What you have to do: Using the data that follows, say how many lines contain the word "Licenses", giving the number by itself.

Dataset records section start

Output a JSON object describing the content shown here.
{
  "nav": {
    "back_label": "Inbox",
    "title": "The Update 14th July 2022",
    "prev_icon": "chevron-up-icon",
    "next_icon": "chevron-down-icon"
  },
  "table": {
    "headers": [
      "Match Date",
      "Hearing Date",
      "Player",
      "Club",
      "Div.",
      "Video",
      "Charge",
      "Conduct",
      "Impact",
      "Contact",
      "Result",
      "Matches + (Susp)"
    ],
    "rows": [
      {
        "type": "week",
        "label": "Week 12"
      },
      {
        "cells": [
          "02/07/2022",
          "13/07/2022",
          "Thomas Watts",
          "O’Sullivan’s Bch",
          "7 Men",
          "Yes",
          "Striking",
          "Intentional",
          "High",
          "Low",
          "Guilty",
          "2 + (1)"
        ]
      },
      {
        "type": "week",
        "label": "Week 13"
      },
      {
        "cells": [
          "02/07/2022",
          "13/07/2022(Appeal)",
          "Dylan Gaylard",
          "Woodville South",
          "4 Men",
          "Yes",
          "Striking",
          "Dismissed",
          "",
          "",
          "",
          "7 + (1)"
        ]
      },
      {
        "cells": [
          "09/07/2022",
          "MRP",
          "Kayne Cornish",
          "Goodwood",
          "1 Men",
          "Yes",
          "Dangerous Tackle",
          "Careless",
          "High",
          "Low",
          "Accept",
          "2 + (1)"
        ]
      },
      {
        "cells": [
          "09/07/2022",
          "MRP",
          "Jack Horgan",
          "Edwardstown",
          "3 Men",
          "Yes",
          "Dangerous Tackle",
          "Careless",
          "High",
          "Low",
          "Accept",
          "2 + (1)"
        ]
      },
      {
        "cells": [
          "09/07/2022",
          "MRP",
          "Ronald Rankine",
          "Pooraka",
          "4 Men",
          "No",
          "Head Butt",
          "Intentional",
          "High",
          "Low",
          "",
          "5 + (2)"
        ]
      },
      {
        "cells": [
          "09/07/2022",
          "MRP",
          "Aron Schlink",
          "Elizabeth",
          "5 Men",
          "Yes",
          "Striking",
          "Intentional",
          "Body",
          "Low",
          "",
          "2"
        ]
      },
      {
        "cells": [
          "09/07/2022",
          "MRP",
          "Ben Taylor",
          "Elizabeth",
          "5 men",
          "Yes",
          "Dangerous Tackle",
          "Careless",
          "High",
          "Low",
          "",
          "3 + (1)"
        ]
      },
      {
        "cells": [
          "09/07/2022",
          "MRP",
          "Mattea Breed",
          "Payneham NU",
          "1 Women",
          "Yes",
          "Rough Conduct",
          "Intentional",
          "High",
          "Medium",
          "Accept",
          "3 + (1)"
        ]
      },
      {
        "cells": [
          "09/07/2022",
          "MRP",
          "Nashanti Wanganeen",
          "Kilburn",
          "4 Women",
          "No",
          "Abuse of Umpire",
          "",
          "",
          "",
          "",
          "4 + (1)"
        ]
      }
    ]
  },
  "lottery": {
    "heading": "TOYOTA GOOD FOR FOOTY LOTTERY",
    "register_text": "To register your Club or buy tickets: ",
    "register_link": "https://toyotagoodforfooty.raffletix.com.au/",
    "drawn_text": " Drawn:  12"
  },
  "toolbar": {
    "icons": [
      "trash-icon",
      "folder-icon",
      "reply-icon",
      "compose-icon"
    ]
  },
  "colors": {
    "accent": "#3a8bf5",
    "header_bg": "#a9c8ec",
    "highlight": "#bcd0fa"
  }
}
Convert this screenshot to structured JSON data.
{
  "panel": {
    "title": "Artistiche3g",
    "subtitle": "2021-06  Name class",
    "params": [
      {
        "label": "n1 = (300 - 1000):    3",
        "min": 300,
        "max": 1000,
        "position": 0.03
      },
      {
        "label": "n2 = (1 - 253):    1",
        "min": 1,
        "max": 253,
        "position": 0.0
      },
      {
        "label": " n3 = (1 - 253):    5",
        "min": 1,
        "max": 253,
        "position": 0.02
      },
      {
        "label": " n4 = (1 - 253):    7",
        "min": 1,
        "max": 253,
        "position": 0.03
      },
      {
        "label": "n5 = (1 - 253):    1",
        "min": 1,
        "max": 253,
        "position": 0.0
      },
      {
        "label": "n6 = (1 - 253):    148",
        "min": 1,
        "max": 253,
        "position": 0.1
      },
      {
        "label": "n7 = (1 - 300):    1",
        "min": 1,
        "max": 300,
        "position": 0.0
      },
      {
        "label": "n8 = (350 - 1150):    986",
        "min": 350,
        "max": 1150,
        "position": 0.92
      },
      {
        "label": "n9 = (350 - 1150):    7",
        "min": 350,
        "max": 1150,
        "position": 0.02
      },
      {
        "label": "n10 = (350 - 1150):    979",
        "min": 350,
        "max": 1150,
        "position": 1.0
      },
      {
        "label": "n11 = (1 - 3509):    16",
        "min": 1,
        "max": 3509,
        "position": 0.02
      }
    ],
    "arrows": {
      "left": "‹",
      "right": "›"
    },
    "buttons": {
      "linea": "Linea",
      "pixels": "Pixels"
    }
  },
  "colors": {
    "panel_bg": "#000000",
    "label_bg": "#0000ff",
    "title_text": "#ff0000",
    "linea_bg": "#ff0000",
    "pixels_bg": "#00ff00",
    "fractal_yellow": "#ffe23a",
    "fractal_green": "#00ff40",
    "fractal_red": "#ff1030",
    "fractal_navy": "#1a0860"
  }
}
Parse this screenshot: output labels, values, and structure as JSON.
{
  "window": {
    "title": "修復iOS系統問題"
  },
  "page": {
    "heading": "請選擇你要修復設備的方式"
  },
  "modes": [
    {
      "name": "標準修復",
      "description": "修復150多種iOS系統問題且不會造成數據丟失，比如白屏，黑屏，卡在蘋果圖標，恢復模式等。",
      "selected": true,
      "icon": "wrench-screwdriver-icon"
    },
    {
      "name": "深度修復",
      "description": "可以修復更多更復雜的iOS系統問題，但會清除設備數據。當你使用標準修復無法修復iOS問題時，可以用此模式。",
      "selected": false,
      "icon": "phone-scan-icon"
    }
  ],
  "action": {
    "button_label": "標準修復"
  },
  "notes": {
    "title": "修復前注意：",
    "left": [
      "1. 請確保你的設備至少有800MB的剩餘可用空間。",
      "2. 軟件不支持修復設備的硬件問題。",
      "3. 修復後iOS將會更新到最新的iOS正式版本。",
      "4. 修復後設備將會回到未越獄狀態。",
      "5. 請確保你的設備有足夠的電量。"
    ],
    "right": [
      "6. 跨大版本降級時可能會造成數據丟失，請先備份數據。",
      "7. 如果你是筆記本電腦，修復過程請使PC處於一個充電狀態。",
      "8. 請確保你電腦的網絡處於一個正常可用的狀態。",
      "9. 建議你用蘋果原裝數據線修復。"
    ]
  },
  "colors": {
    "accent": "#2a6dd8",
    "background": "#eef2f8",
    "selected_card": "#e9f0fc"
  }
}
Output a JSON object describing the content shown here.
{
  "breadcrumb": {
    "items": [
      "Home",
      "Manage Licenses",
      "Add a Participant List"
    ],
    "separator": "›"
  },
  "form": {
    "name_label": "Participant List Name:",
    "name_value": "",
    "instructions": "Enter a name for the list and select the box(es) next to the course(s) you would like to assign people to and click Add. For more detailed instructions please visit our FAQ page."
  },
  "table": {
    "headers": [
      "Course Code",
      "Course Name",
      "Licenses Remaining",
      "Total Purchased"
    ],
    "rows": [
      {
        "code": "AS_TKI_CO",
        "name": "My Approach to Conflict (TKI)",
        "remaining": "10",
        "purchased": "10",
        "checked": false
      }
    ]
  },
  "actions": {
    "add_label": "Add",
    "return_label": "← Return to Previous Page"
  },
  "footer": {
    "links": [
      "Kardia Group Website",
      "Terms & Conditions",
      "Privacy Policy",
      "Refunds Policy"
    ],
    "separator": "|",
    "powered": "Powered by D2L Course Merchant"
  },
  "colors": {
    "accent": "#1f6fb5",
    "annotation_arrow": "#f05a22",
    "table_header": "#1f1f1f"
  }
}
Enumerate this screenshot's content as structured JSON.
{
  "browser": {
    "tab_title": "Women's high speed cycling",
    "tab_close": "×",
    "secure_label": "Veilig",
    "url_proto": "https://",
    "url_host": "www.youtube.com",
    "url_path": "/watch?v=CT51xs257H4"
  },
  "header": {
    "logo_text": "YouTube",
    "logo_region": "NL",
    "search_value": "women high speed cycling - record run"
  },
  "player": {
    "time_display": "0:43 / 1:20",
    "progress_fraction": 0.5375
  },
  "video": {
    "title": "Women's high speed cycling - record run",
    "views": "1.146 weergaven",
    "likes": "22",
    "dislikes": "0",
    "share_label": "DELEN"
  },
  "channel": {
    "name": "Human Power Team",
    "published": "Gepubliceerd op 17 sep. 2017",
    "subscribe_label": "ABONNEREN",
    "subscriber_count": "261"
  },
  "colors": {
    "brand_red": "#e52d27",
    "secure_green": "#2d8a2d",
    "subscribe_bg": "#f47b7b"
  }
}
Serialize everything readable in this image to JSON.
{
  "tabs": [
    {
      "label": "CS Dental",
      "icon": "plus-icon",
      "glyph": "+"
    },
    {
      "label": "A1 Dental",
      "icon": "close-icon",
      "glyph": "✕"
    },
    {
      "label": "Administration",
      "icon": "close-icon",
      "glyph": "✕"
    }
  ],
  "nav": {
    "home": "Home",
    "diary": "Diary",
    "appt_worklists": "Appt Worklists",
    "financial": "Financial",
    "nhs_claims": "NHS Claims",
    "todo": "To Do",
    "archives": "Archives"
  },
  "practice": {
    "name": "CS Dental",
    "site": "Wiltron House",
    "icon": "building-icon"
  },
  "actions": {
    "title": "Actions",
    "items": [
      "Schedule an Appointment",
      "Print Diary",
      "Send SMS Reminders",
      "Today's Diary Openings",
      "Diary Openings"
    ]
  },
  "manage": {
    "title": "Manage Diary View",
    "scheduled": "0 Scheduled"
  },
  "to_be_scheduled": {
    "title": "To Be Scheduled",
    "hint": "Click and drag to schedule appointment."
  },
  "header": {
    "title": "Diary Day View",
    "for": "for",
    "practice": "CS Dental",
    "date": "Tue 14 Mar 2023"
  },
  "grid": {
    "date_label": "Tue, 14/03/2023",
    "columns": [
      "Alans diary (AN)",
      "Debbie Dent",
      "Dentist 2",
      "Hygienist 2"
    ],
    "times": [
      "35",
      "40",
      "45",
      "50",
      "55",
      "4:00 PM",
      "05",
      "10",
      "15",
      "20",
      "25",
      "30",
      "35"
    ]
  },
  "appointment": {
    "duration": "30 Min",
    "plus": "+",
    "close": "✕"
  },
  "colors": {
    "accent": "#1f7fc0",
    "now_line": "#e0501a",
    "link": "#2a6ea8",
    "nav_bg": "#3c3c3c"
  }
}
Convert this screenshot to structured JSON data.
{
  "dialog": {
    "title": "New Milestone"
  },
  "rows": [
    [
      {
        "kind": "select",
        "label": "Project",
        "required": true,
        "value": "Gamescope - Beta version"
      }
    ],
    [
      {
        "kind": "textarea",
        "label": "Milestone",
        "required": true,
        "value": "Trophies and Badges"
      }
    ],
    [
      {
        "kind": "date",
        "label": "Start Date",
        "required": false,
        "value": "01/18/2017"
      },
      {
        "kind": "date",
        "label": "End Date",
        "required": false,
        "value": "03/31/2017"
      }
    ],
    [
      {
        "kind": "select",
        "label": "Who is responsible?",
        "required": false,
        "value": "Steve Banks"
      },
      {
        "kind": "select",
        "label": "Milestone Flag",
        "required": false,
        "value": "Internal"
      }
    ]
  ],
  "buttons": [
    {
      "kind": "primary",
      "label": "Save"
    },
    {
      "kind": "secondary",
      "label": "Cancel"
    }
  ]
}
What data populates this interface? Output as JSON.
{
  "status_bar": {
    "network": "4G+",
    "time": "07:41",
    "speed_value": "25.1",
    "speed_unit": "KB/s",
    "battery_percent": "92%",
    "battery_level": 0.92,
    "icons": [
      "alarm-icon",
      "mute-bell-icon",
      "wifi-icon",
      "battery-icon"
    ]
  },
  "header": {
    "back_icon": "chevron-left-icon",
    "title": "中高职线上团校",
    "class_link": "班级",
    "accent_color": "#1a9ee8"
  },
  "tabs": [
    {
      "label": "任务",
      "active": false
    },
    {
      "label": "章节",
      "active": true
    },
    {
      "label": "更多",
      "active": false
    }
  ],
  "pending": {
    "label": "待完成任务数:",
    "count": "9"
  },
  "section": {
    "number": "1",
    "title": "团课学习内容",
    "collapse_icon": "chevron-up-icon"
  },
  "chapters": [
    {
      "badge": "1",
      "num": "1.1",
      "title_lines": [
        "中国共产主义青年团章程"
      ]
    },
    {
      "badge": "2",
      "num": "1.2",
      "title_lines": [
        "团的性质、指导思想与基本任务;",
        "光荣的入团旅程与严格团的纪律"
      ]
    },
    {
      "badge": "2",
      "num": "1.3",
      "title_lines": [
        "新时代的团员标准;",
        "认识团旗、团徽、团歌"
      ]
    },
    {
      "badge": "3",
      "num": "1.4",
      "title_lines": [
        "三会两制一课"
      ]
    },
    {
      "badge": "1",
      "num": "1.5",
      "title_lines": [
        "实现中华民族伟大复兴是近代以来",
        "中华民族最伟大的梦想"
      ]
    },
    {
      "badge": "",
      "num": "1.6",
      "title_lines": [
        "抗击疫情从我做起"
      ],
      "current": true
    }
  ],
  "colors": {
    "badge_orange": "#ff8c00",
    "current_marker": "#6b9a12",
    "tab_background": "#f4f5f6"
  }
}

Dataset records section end

Expected answer: 2